The service container is the core of Laravel, which solves the interdependence of objects through dependency injection, and defines the specific behavior by controlling the anti-transfer external (Route, eloquent these are external modules, they define the code of conduct themselves, These classes are responsible for you using the service container from registration to instantiation.

A class must be registered to this container before it can be extracted by the container. Since Laravel calls this container a service container, then we need a service to register, bind the service to the container, then provide the service and bind the service to the container, that is, the service provider (serviceprovider). The service provider is divided into two parts, register (registration) and boot (boot, initialize) due to the length of the content of the Laravel service provider, see another Laravel core interpretation-service provider (serviceprovider).

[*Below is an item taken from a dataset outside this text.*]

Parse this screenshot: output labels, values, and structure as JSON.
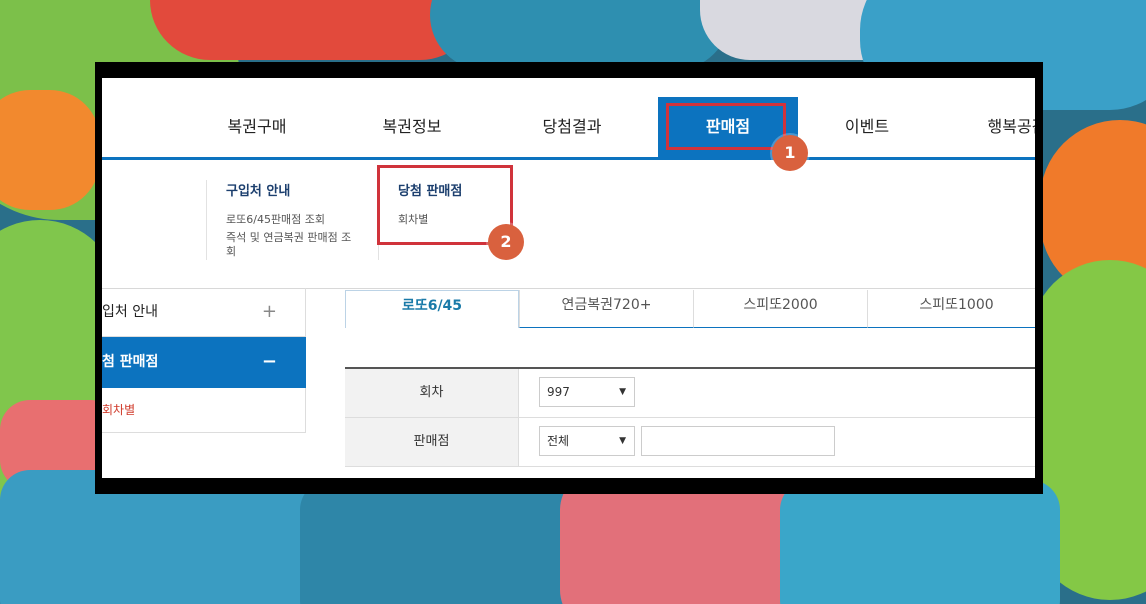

The above is the whole content of this article, I hope that everyone's learning has helped, more relevant content please pay attention to!

Related Article

Contact Us

The content source of this page is from Internet, which doesn't represent Alibaba Cloud's opinion; products and services mentioned on that page don't have any relationship with Alibaba Cloud. If the content of the page makes you feel confusing, please write us an email, we will handle the problem within 5 days after receiving your email.

If you find any instances of plagiarism from the community, please send an email to: and provide relevant evidence. A staff member will contact you within 5 working days.

A Free Trial That Lets You Build Big!

Start building with 50+ products and up to 12 months usage for Elastic Compute Service

  • Sales Support

    1 on 1 presale consultation

  • After-Sales Support

    24/7 Technical Support 6 Free Tickets per Quarter Faster Response

  • Alibaba Cloud offers highly flexible support services tailored to meet your exact needs.